The kernel tree is managed similar to linux-next, in that topic branches adding support for various platforms and new kernel features are merged on top of a (close-to-mainline) vanilla kernel. These topic branches are provided by the relevant segment group, Landing Team or vendor engineers who want to add support for a hardware platform or a new feature into RPK. Please review the patch-acceptance Policy for RPK. It is implicit that the person responsible for the feature/platform suppport will rebase it to the new kernel version if that feature is not to be dropped in subsequent kernel releases.

See the table below for a roadmap of proposed kernel versions for future releases.

Kernel Version Table

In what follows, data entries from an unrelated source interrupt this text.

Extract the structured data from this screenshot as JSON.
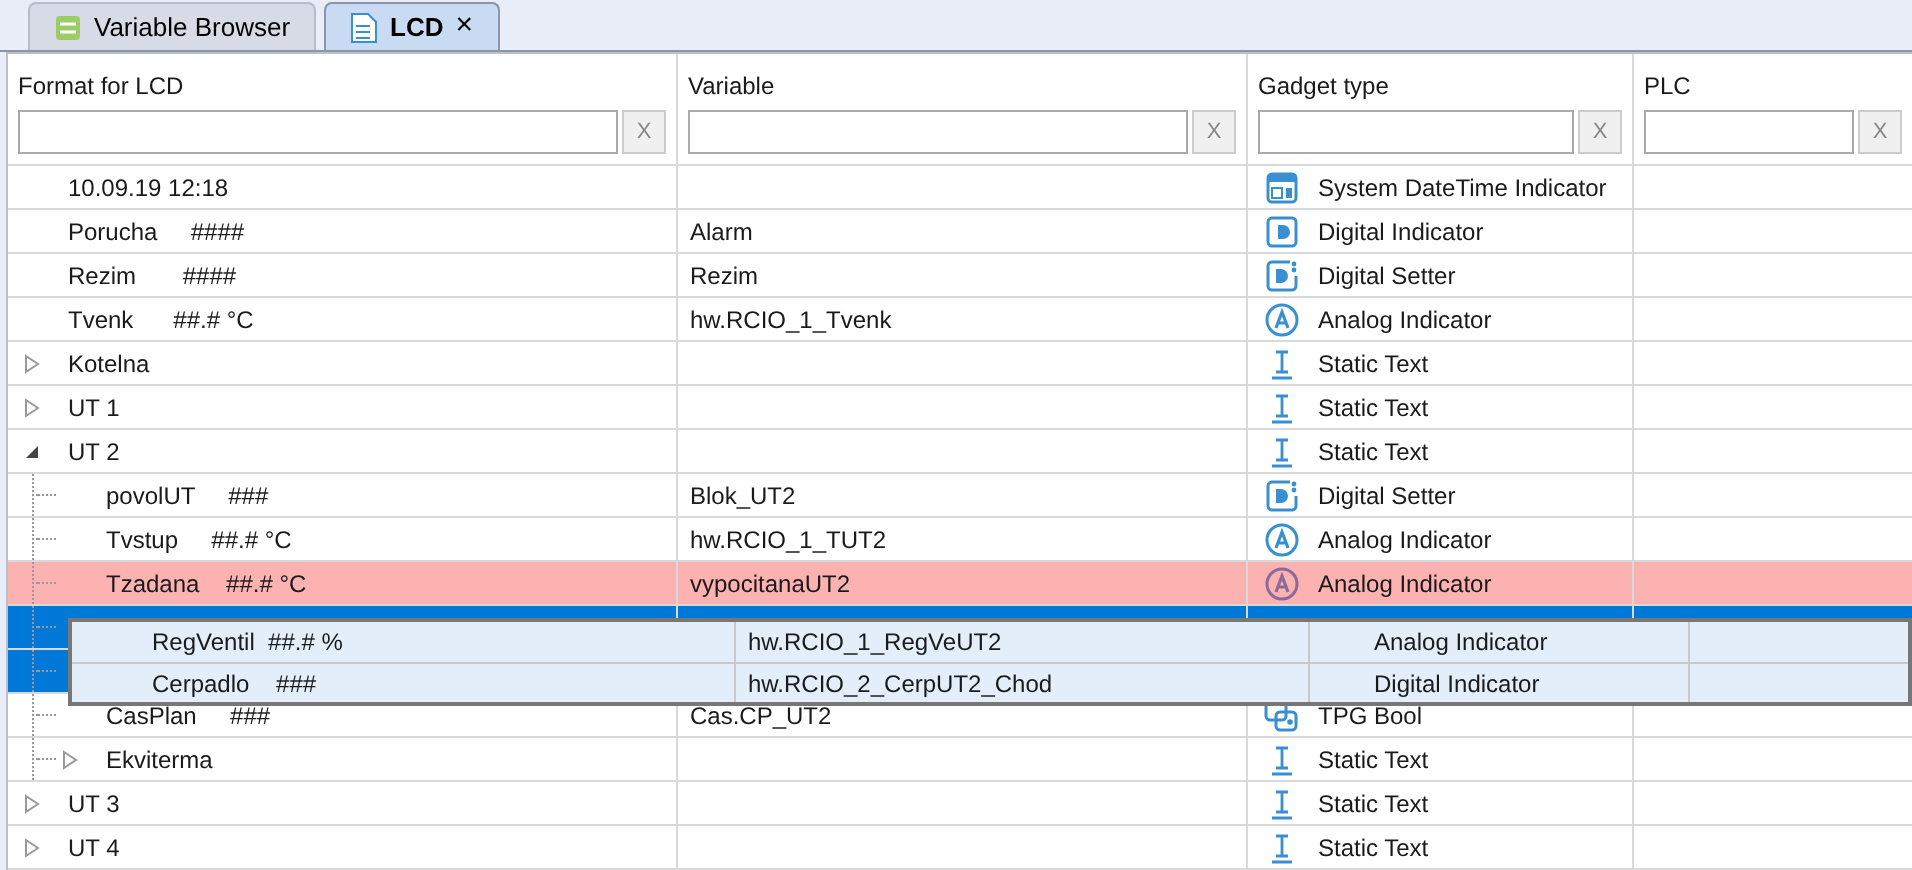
{
  "tabs": [
    {
      "label": "Variable Browser",
      "selected": false,
      "kind": "variables"
    },
    {
      "label": "LCD",
      "selected": true,
      "kind": "document",
      "close": "×"
    }
  ],
  "table": {
    "columns": [
      {
        "label": "Format for LCD",
        "clear": "X"
      },
      {
        "label": "Variable",
        "clear": "X"
      },
      {
        "label": "Gadget type",
        "clear": "X"
      },
      {
        "label": "PLC",
        "clear": "X"
      }
    ],
    "rows": [
      {
        "kind": "item",
        "format": "10.09.19 12:18",
        "gadget": {
          "label": "System DateTime Indicator",
          "kind": "datetime"
        },
        "selected": false
      },
      {
        "kind": "item",
        "format": "Porucha     ####",
        "variable": "Alarm",
        "gadget": {
          "label": "Digital Indicator",
          "kind": "digital"
        },
        "selected": false
      },
      {
        "kind": "item",
        "format": "Rezim       ####",
        "variable": "Rezim",
        "gadget": {
          "label": "Digital Setter",
          "kind": "setter"
        },
        "selected": false
      },
      {
        "kind": "item",
        "format": "Tvenk      ##.# °C",
        "variable": "hw.RCIO_1_Tvenk",
        "gadget": {
          "label": "Analog Indicator",
          "kind": "analog"
        },
        "selected": false
      },
      {
        "kind": "group",
        "expanded": false,
        "format": "Kotelna",
        "gadget": {
          "label": "Static Text",
          "kind": "text"
        },
        "selected": false
      },
      {
        "kind": "group",
        "expanded": false,
        "format": "UT 1",
        "gadget": {
          "label": "Static Text",
          "kind": "text"
        },
        "selected": false
      },
      {
        "kind": "group",
        "expanded": true,
        "format": "UT 2",
        "gadget": {
          "label": "Static Text",
          "kind": "text"
        },
        "selected": false,
        "children": [
          {
            "kind": "item",
            "format": "povolUT     ###",
            "variable": "Blok_UT2",
            "gadget": {
              "label": "Digital Setter",
              "kind": "setter"
            },
            "selected": false
          },
          {
            "kind": "item",
            "format": "Tvstup     ##.# °C",
            "variable": "hw.RCIO_1_TUT2",
            "gadget": {
              "label": "Analog Indicator",
              "kind": "analog"
            },
            "selected": false
          },
          {
            "kind": "item",
            "format": "Tzadana    ##.# °C",
            "variable": "vypocitanaUT2",
            "gadget": {
              "label": "Analog Indicator",
              "kind": "analog"
            },
            "selected": false,
            "color": "#fdb2b2"
          },
          {
            "kind": "item",
            "selected": true
          },
          {
            "kind": "item",
            "selected": true
          },
          {
            "kind": "item",
            "format": "CasPlan     ###",
            "variable": "Cas.CP_UT2",
            "gadget": {
              "label": "TPG Bool",
              "kind": "bool"
            },
            "selected": false
          },
          {
            "kind": "group",
            "expanded": false,
            "format": "Ekviterma",
            "gadget": {
              "label": "Static Text",
              "kind": "text"
            },
            "selected": false
          }
        ]
      },
      {
        "kind": "group",
        "expanded": false,
        "format": "UT 3",
        "gadget": {
          "label": "Static Text",
          "kind": "text"
        },
        "selected": false
      },
      {
        "kind": "group",
        "expanded": false,
        "format": "UT 4",
        "gadget": {
          "label": "Static Text",
          "kind": "text"
        },
        "selected": false
      }
    ]
  },
  "drag_preview": {
    "rows": [
      {
        "format": "RegVentil  ##.# %",
        "variable": "hw.RCIO_1_RegVeUT2",
        "gadget": "Analog Indicator"
      },
      {
        "format": "Cerpadlo    ###",
        "variable": "hw.RCIO_2_CerpUT2_Chod",
        "gadget": "Digital Indicator"
      }
    ]
  }
}
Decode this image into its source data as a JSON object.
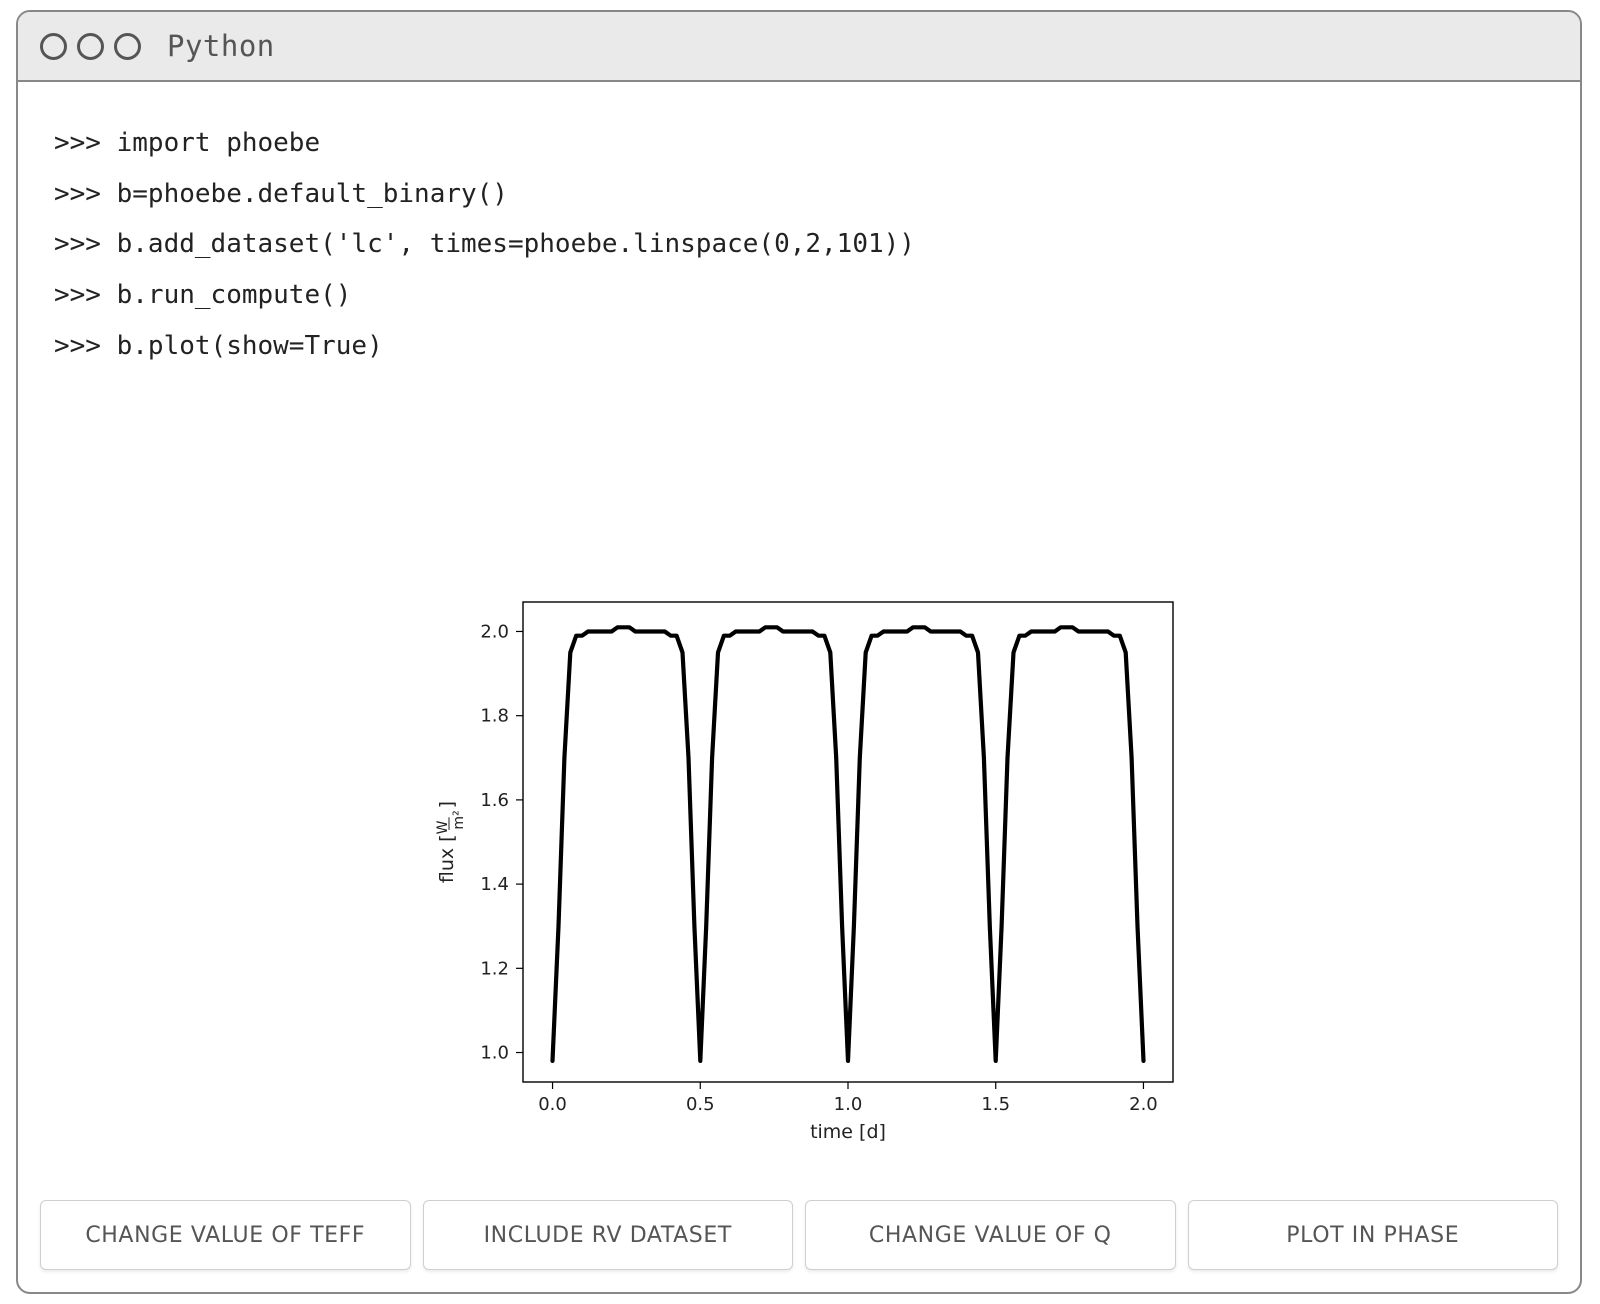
{
  "window": {
    "title": "Python"
  },
  "console": {
    "prompt": ">>>",
    "lines": [
      "import phoebe",
      "b=phoebe.default_binary()",
      "b.add_dataset('lc', times=phoebe.linspace(0,2,101))",
      "b.run_compute()",
      "b.plot(show=True)"
    ]
  },
  "buttons": [
    {
      "label": "CHANGE VALUE OF TEFF"
    },
    {
      "label": "INCLUDE RV DATASET"
    },
    {
      "label": "CHANGE VALUE OF Q"
    },
    {
      "label": "PLOT IN PHASE"
    }
  ],
  "chart_data": {
    "type": "line",
    "title": "",
    "xlabel": "time [d]",
    "ylabel": "flux [W/m²]",
    "ylabel_html": "flux [<tspan text-decoration='underline'>W</tspan>⁄m²]",
    "xlim": [
      -0.1,
      2.1
    ],
    "ylim": [
      0.93,
      2.07
    ],
    "xticks": [
      0.0,
      0.5,
      1.0,
      1.5,
      2.0
    ],
    "yticks": [
      1.0,
      1.2,
      1.4,
      1.6,
      1.8,
      2.0
    ],
    "x": [
      0.0,
      0.02,
      0.04,
      0.06,
      0.08,
      0.1,
      0.12,
      0.14,
      0.16,
      0.18,
      0.2,
      0.22,
      0.24,
      0.26,
      0.28,
      0.3,
      0.32,
      0.34,
      0.36,
      0.38,
      0.4,
      0.42,
      0.44,
      0.46,
      0.48,
      0.5,
      0.52,
      0.54,
      0.56,
      0.58,
      0.6,
      0.62,
      0.64,
      0.66,
      0.68,
      0.7,
      0.72,
      0.74,
      0.76,
      0.78,
      0.8,
      0.82,
      0.84,
      0.86,
      0.88,
      0.9,
      0.92,
      0.94,
      0.96,
      0.98,
      1.0,
      1.02,
      1.04,
      1.06,
      1.08,
      1.1,
      1.12,
      1.14,
      1.16,
      1.18,
      1.2,
      1.22,
      1.24,
      1.26,
      1.28,
      1.3,
      1.32,
      1.34,
      1.36,
      1.38,
      1.4,
      1.42,
      1.44,
      1.46,
      1.48,
      1.5,
      1.52,
      1.54,
      1.56,
      1.58,
      1.6,
      1.62,
      1.64,
      1.66,
      1.68,
      1.7,
      1.72,
      1.74,
      1.76,
      1.78,
      1.8,
      1.82,
      1.84,
      1.86,
      1.88,
      1.9,
      1.92,
      1.94,
      1.96,
      1.98,
      2.0
    ],
    "values": [
      0.98,
      1.3,
      1.7,
      1.95,
      1.99,
      1.99,
      2.0,
      2.0,
      2.0,
      2.0,
      2.0,
      2.01,
      2.01,
      2.01,
      2.0,
      2.0,
      2.0,
      2.0,
      2.0,
      2.0,
      1.99,
      1.99,
      1.95,
      1.7,
      1.3,
      0.98,
      1.3,
      1.7,
      1.95,
      1.99,
      1.99,
      2.0,
      2.0,
      2.0,
      2.0,
      2.0,
      2.01,
      2.01,
      2.01,
      2.0,
      2.0,
      2.0,
      2.0,
      2.0,
      2.0,
      1.99,
      1.99,
      1.95,
      1.7,
      1.3,
      0.98,
      1.3,
      1.7,
      1.95,
      1.99,
      1.99,
      2.0,
      2.0,
      2.0,
      2.0,
      2.0,
      2.01,
      2.01,
      2.01,
      2.0,
      2.0,
      2.0,
      2.0,
      2.0,
      2.0,
      1.99,
      1.99,
      1.95,
      1.7,
      1.3,
      0.98,
      1.3,
      1.7,
      1.95,
      1.99,
      1.99,
      2.0,
      2.0,
      2.0,
      2.0,
      2.0,
      2.01,
      2.01,
      2.01,
      2.0,
      2.0,
      2.0,
      2.0,
      2.0,
      2.0,
      1.99,
      1.99,
      1.95,
      1.7,
      1.3,
      0.98
    ]
  }
}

RPB Release Kernel Version LEG LHG LNG LMG
16.03 4.4 Y - - -
16.06 4.4 Y Y Y ?
16.09 4.8? S ? ? ?
16.12 4.9? Y ? ? ?
 - Not supported
 ? Undecided
 S Skipped (e.g. LEG follows a 6-month cycle)
 Y Supported (features and platforms)

Hardware Platforms supported in each version

RPB Release Kernel Version Hikey DB410c D02 Overdrive APM X-Gene HP Proliant m400
16.03 4.4 Y Y Y Y Y Y
16.06 4.4 Y Y Y Y Y Y

Development Branches



  1. How is this different from linux-linaro?
    RPK has a lot of similarities to linux-linaro. However, RPK focuses on code that is being actively reviewed upstream. RPK will drop any code that shows no progress upstream.
  2. Will you support an LTS kernel for 'X' years?
    No. RPK's main focus is on engineers and teams that need to get their code upstream as a requirement to get distribution support (e.g. LEG features enabled in RHEL, Ubuntu) or that need to work on tip to get new features accepted into the kernel (e.g. core engineering teams such at KWG, PMWG). We don't have resources to maintain a long-term kernel. Please talk to the LSK team for long-term supported kernels.

Additional Material